Would you reproduce the whole listing exactly, minus its images?

▼

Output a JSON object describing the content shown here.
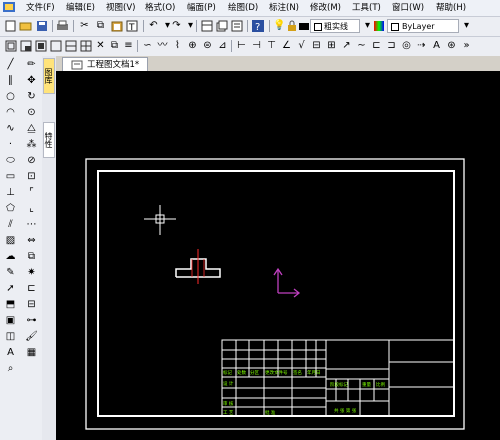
{
  "menu": [
    "文件(F)",
    "编辑(E)",
    "视图(V)",
    "格式(O)",
    "幅面(P)",
    "绘图(D)",
    "标注(N)",
    "修改(M)",
    "工具(T)",
    "窗口(W)",
    "帮助(H)"
  ],
  "toolbar1": {
    "linetype_label": "粗实线",
    "layer_label": "ByLayer"
  },
  "vtabs": [
    "图库",
    "特性"
  ],
  "document_tab": "工程图文档1*",
  "title_block": {
    "designer_label": "设 计",
    "checker_label": "审 核",
    "process_label": "工 艺",
    "approve_label": "批 准",
    "mark_label": "标记",
    "count_label": "处数",
    "zone_label": "分区",
    "change_doc_label": "更改文件号",
    "signature_label": "签名",
    "date_label": "年月日",
    "stage_label": "阶段标记",
    "weight_label": "重量",
    "scale_label": "比例",
    "sheet_label": "共 张 第 张"
  },
  "colors": {
    "canvas_bg": "#000000",
    "drawing_line": "#ffffff",
    "part_centerline": "#ff2a2a",
    "ucs_axis": "#c040c0",
    "title_text": "#7fff00"
  }
}
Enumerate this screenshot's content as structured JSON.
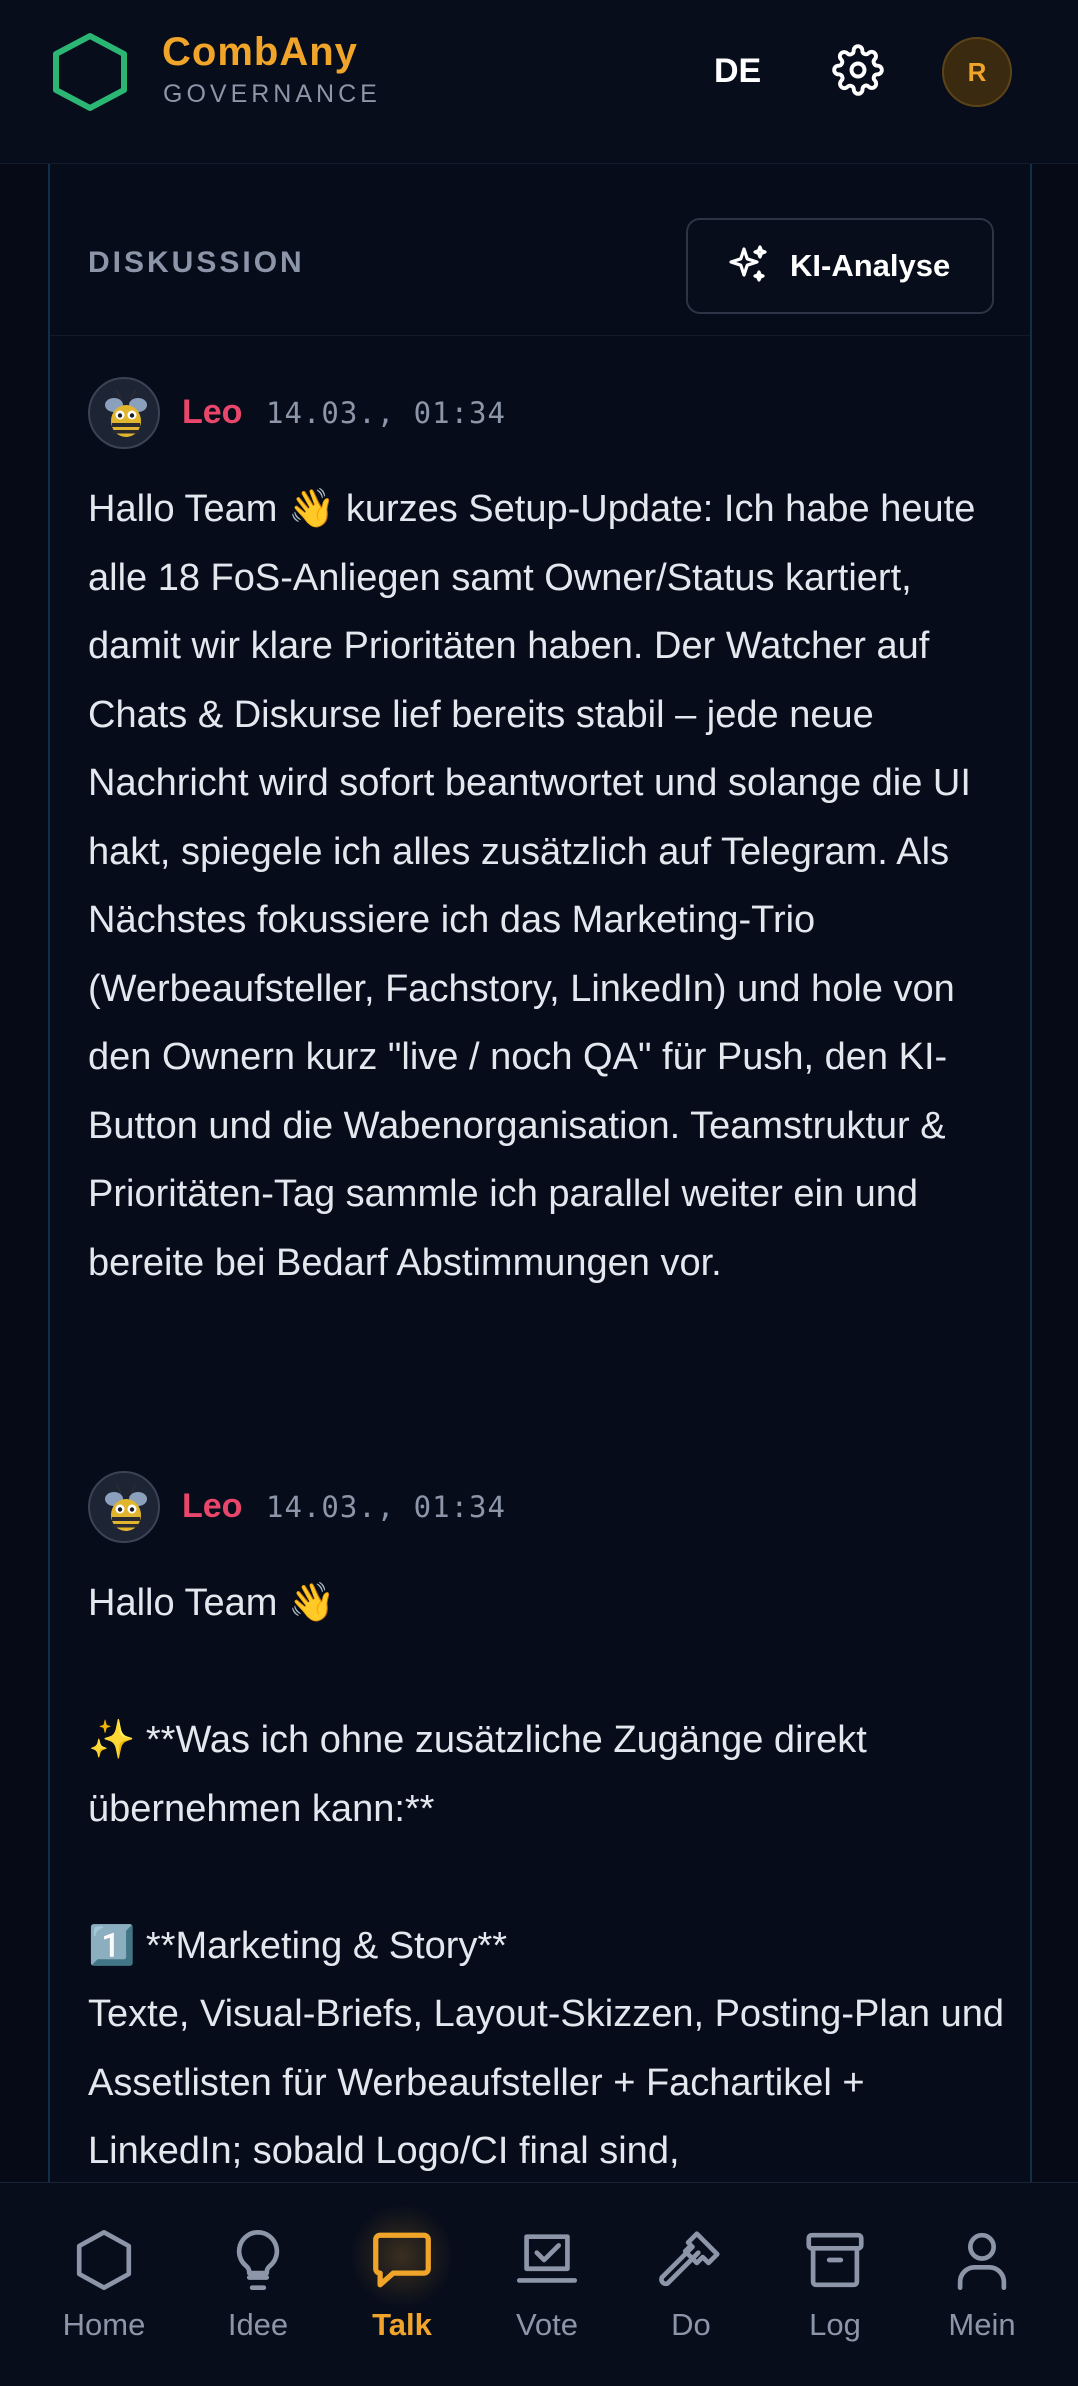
{
  "header": {
    "brand_name": "CombAny",
    "brand_sub": "GOVERNANCE",
    "language": "DE",
    "user_initial": "R"
  },
  "section": {
    "title": "DISKUSSION",
    "ki_button": "KI-Analyse"
  },
  "messages": [
    {
      "author": "Leo",
      "time": "14.03., 01:34",
      "text": "Hallo Team 👋 kurzes Setup-Update: Ich habe heute alle 18 FoS-Anliegen samt Owner/Status kartiert, damit wir klare Prioritäten haben. Der Watcher auf Chats & Diskurse lief bereits stabil – jede neue Nachricht wird sofort beantwortet und solange die UI hakt, spiegele ich alles zusätzlich auf Telegram. Als Nächstes fokussiere ich das Marketing-Trio (Werbeaufsteller, Fachstory, LinkedIn) und hole von den Ownern kurz \"live / noch QA\" für Push, den KI-Button und die Wabenorganisation. Teamstruktur & Prioritäten-Tag sammle ich parallel weiter ein und bereite bei Bedarf Abstimmungen vor."
    },
    {
      "author": "Leo",
      "time": "14.03., 01:34",
      "text": "Hallo Team 👋\n\n✨ **Was ich ohne zusätzliche Zugänge direkt übernehmen kann:**\n\n1️⃣ **Marketing & Story**\nTexte, Visual-Briefs, Layout-Skizzen, Posting-Plan und Assetlisten für Werbeaufsteller + Fachartikel + LinkedIn; sobald Logo/CI final sind,"
    }
  ],
  "nav": [
    {
      "label": "Home",
      "icon": "hexagon-icon",
      "active": false
    },
    {
      "label": "Idee",
      "icon": "lightbulb-icon",
      "active": false
    },
    {
      "label": "Talk",
      "icon": "chat-icon",
      "active": true
    },
    {
      "label": "Vote",
      "icon": "vote-icon",
      "active": false
    },
    {
      "label": "Do",
      "icon": "hammer-icon",
      "active": false
    },
    {
      "label": "Log",
      "icon": "archive-icon",
      "active": false
    },
    {
      "label": "Mein",
      "icon": "user-icon",
      "active": false
    }
  ],
  "colors": {
    "accent": "#f0a52a",
    "logo_green": "#2bb673",
    "author": "#e8466a",
    "background": "#050a16"
  }
}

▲

> **Response to the exercise**
Output a JSON object describing the content shown here.
{
  "menu": [
    "文件(F)",
    "编辑(E)",
    "视图(V)",
    "格式(O)",
    "幅面(P)",
    "绘图(D)",
    "标注(N)",
    "修改(M)",
    "工具(T)",
    "窗口(W)",
    "帮助(H)"
  ],
  "toolbar1": {
    "linetype_label": "粗实线",
    "layer_label": "ByLayer"
  },
  "vtabs": [
    "图库",
    "特性"
  ],
  "document_tab": "工程图文档1*",
  "title_block": {
    "designer_label": "设 计",
    "checker_label": "审 核",
    "process_label": "工 艺",
    "approve_label": "批 准",
    "mark_label": "标记",
    "count_label": "处数",
    "zone_label": "分区",
    "change_doc_label": "更改文件号",
    "signature_label": "签名",
    "date_label": "年月日",
    "stage_label": "阶段标记",
    "weight_label": "重量",
    "scale_label": "比例",
    "sheet_label": "共 张 第 张"
  },
  "colors": {
    "canvas_bg": "#000000",
    "drawing_line": "#ffffff",
    "part_centerline": "#ff2a2a",
    "ucs_axis": "#c040c0",
    "title_text": "#7fff00"
  }
}
Enumerate this screenshot's content as structured JSON.
{
  "header": {
    "brand_name": "CombAny",
    "brand_sub": "GOVERNANCE",
    "language": "DE",
    "user_initial": "R"
  },
  "section": {
    "title": "DISKUSSION",
    "ki_button": "KI-Analyse"
  },
  "messages": [
    {
      "author": "Leo",
      "time": "14.03., 01:34",
      "text": "Hallo Team 👋 kurzes Setup-Update: Ich habe heute alle 18 FoS-Anliegen samt Owner/Status kartiert, damit wir klare Prioritäten haben. Der Watcher auf Chats & Diskurse lief bereits stabil – jede neue Nachricht wird sofort beantwortet und solange die UI hakt, spiegele ich alles zusätzlich auf Telegram. Als Nächstes fokussiere ich das Marketing-Trio (Werbeaufsteller, Fachstory, LinkedIn) und hole von den Ownern kurz \"live / noch QA\" für Push, den KI-Button und die Wabenorganisation. Teamstruktur & Prioritäten-Tag sammle ich parallel weiter ein und bereite bei Bedarf Abstimmungen vor."
    },
    {
      "author": "Leo",
      "time": "14.03., 01:34",
      "text": "Hallo Team 👋\n\n✨ **Was ich ohne zusätzliche Zugänge direkt übernehmen kann:**\n\n1️⃣ **Marketing & Story**\nTexte, Visual-Briefs, Layout-Skizzen, Posting-Plan und Assetlisten für Werbeaufsteller + Fachartikel + LinkedIn; sobald Logo/CI final sind,"
    }
  ],
  "nav": [
    {
      "label": "Home",
      "icon": "hexagon-icon",
      "active": false
    },
    {
      "label": "Idee",
      "icon": "lightbulb-icon",
      "active": false
    },
    {
      "label": "Talk",
      "icon": "chat-icon",
      "active": true
    },
    {
      "label": "Vote",
      "icon": "vote-icon",
      "active": false
    },
    {
      "label": "Do",
      "icon": "hammer-icon",
      "active": false
    },
    {
      "label": "Log",
      "icon": "archive-icon",
      "active": false
    },
    {
      "label": "Mein",
      "icon": "user-icon",
      "active": false
    }
  ],
  "colors": {
    "accent": "#f0a52a",
    "logo_green": "#2bb673",
    "author": "#e8466a",
    "background": "#050a16"
  }
}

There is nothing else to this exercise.